Which is an absolute shame because Tall Poppy Syndrome is easily one of Leprous's best works, maybe even their best in my opinion with Coal coming in extremely close behind. "He Will Kill Again" is phenomenal in almost every way. It really showcases the entirety of Leprous' sound, from the haunting intro, to the heavy riff, to the more progressive vocal melodies and harmonies from Einar, to a very good payoff towards the end. The few slower parts drag a bit, since the band seemed to not be too overzealous with Einar's writing at this point, but those parts are very few and far between. I think that Tall Poppy Syndrome strikes an amazing balance for the band especially since they were early in their career, since Bilateral and Coal begin to shift the focus towards Einar and being more "artsy" in general.

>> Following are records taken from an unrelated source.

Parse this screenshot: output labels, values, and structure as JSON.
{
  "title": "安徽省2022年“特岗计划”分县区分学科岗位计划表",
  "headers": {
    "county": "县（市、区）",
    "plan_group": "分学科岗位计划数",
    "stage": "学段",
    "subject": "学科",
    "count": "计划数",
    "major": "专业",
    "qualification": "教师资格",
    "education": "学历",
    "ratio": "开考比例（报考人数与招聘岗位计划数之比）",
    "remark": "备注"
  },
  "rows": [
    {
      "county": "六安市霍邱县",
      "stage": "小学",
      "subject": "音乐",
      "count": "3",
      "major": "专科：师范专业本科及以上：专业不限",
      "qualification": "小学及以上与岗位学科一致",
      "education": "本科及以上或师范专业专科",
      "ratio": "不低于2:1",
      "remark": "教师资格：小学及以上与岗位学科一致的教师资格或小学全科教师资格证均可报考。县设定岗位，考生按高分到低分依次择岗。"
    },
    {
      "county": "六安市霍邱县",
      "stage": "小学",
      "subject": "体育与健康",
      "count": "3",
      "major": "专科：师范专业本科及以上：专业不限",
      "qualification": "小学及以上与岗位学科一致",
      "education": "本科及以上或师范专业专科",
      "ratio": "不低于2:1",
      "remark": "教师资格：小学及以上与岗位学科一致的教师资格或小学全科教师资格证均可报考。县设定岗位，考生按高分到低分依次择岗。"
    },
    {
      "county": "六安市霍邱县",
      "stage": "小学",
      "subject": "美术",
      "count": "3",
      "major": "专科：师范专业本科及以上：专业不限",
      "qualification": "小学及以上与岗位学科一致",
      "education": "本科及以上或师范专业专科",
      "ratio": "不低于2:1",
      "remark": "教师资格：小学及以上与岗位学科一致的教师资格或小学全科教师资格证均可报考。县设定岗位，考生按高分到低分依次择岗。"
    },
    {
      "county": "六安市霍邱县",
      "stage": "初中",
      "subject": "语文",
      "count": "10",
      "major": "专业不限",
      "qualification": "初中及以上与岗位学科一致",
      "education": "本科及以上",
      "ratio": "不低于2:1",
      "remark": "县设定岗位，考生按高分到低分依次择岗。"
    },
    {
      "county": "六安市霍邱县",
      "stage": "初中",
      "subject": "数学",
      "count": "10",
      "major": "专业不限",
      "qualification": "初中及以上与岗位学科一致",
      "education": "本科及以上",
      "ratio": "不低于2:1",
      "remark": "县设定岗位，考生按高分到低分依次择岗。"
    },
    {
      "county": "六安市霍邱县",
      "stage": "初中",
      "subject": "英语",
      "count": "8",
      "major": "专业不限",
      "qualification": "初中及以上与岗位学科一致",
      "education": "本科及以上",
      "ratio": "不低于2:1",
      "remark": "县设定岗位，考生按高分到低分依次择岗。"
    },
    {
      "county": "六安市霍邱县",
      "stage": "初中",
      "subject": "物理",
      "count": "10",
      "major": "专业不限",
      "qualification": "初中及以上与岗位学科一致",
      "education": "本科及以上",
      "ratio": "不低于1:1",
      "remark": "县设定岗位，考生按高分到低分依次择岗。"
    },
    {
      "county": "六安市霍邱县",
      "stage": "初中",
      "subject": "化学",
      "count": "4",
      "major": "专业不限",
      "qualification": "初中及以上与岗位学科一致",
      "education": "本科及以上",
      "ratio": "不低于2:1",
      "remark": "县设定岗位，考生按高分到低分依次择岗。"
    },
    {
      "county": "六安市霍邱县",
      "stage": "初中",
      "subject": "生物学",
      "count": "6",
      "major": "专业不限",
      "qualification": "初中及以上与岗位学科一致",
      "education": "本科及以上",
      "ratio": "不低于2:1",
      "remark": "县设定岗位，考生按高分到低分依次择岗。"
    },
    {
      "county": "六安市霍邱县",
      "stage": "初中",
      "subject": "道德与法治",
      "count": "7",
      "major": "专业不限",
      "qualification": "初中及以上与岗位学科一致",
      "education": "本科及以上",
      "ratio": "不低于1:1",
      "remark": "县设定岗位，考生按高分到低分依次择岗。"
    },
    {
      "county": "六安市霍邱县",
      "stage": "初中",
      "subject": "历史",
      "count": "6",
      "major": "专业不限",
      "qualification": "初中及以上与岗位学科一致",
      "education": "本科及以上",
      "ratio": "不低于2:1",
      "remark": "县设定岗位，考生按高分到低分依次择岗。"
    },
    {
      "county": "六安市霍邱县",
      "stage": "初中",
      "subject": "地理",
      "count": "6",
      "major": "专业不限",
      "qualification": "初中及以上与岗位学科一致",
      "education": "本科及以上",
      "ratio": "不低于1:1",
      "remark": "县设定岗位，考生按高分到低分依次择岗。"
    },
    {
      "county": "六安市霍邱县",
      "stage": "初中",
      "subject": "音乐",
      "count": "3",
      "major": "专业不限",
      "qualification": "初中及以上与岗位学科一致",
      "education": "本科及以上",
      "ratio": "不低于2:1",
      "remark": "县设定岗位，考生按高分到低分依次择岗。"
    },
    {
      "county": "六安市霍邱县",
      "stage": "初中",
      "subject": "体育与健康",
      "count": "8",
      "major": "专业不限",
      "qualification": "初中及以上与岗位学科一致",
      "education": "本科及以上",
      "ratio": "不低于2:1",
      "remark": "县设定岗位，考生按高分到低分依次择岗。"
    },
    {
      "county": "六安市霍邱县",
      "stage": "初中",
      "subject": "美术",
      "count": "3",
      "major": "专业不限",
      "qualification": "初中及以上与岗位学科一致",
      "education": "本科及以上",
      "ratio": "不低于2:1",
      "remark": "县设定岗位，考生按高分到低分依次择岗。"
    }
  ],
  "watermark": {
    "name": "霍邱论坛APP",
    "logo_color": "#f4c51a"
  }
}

Just see Daniel's writeup for pretty much the rest of my thoughts, he nailed it without me really sitting down and analyzing this to come up with a different avenue to give this album more praise.